- _Exercise goal_: Keep every line of the data below that has the string "icon" and present those lines.

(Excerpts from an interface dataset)
»»

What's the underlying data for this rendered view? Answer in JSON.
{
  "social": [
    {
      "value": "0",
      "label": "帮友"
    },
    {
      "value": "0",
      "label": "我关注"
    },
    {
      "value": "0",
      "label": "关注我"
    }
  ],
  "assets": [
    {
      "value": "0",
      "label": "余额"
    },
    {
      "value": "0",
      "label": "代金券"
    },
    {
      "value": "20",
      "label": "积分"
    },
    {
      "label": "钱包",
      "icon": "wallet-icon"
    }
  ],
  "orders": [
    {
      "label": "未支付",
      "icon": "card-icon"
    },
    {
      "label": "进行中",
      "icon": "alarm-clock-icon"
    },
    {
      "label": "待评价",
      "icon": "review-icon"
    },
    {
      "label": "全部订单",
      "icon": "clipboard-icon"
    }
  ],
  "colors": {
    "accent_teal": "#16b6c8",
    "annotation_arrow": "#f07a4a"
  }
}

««

- _Task output_:
      "icon": "wallet-icon"
      "icon": "card-icon"
      "icon": "alarm-clock-icon"
      "icon": "review-icon"
      "icon": "clipboard-icon"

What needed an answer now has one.